Painting Jessie was very emotional. I started a portrait of Christine, my daughter when the pain was too overwhelming to continue painting. Even a look at the finished painting, brought out the rawness of my grief.


Christine’s portrait was also not without challenges. I was not happy with the face until I realized that it was too long. Even though many people had told me that Christine was the spitting image of myself, I disagreed. Therefore, it was interesting to see that I felt like looking into my face at one point.


I registered both paintings, “Princess Christine” and “Jessie - Forever in my Heart” for the juried Arteast Budding Artist Exhibition. When the organizer informed me that my dog portrait had won an award for its expressiveness, I was exhilarated, proud, and so emotional that I cried some tears. Both paintings had received high marks for execution and artistic skills. I was very touched that my work of love had also moved the jurors. The news encouraged me to take my passion for painting past the hobby stage. I considered concentrating on pet portraits even though nobody in my family supported my vision.

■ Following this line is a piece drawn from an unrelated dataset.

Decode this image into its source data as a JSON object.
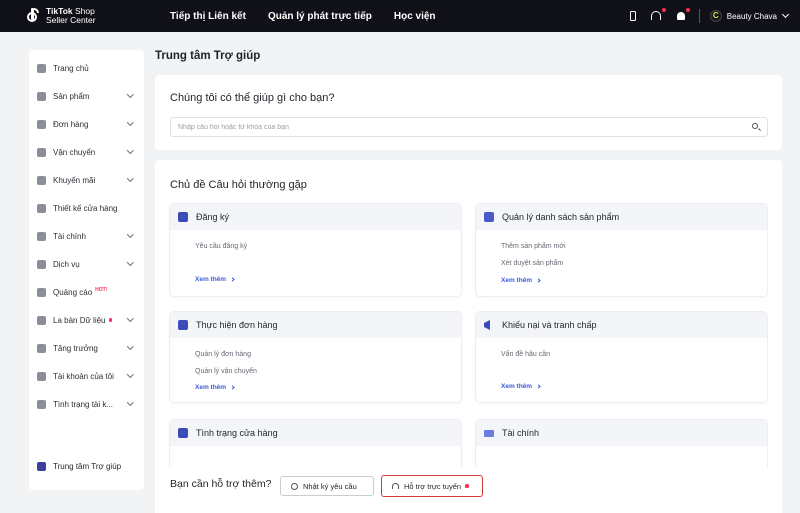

The summer was busy with lots of activities and the visit from one of my friends and her family, a four-week stay of a Spanish exchange student, and the fostering of eight-month-old Beagle Frankie. After Jessie had died, we had applied as foster parents for BARK (Bytown Association for Rescued Kanines (B.A.R.K.) Dog Rescue. Even though we had already adopted Candy, we felt we should still foster a couple of dogs. Frankie came in mid-July and was such a fun dog. He was much smaller than Candy but believed he was the ruler of the pack. He stayed with us until Candy needed her emergency operation.


On September 19, our life got even abundant when I picked up a seventeen-month-old Australian Shepherd called Alex. He had spent his young life in a cage in his owner’s garage. It was love at first sight. It took me a week to convince my husband that we should adopt him. Candy was only half a year younger than Alex. There was a chance that we would have too old dogs and possible high vet bills at the end of their lives. However, once I saw Ingo and Alex playing together in the yard, I knew that my wish would come true.


Top: Coco, 11" x 14", Bottom: Frankie, 12" x 12" 
 

After I painted Jessie, I worked on portraits of my sister’s dog Coco and of Frankie.


At the beginning of September, I started again with life drawing classes and a painting course with Patricia Savoie. A couple of months later, I was excited to see one of my paintings together with my teacher’s artwork in the November Awards Show of the Ottawa Arts Association at the Ottawa Little Theatre.


Aside from creating pet portraits, I still kept learning different painting styles. In November, I took part in the “Naked in the Landscape” workshop at the National Gallery. I created art inspired by Edwin Holgate.


I ended the year with work on a painting of my in-law’s dachshunds Trixie and Wedel. With every successful artwork, my confidence increased. Please join me again in two weeks, when I will tell you about my creative endeavours of 2007.